WHAT NEEDS TO BE DONE: Take each line in the entries below that holds "title" and show it.

MATERIAL PROVIDED:
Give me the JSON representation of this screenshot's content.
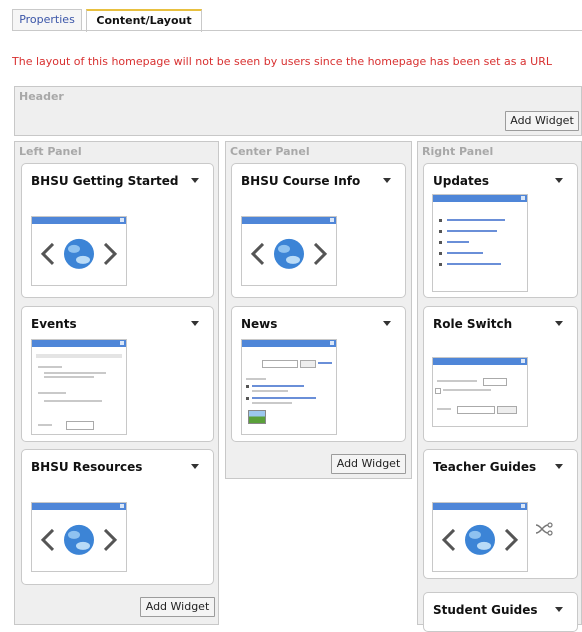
{
  "tabs": [
    {
      "label": "Properties",
      "active": false
    },
    {
      "label": "Content/Layout",
      "active": true
    }
  ],
  "notice": "The layout of this homepage will not be seen by users since the homepage has been set as a URL",
  "header_zone": {
    "title": "Header",
    "add_widget": "Add Widget"
  },
  "panels": {
    "left": {
      "title": "Left Panel",
      "add_widget": "Add Widget",
      "widgets": [
        "BHSU Getting Started",
        "Events",
        "BHSU Resources"
      ]
    },
    "center": {
      "title": "Center Panel",
      "add_widget": "Add Widget",
      "widgets": [
        "BHSU Course Info",
        "News"
      ]
    },
    "right": {
      "title": "Right Panel",
      "widgets": [
        "Updates",
        "Role Switch",
        "Teacher Guides",
        "Student Guides"
      ]
    }
  },
  "colors": {
    "notice": "#d83030",
    "tab_link": "#3a55a8",
    "thumb_bar": "#4f86d8"
  },
  "icons": {
    "widget_menu": "chevron-down-icon",
    "placeholder": "globe-icon",
    "shuffle": "shuffle-icon"
  }
}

SOLUTION TO THIS PROBLEM:
    "title": "Header",
      "title": "Left Panel",
      "title": "Center Panel",
      "title": "Right Panel",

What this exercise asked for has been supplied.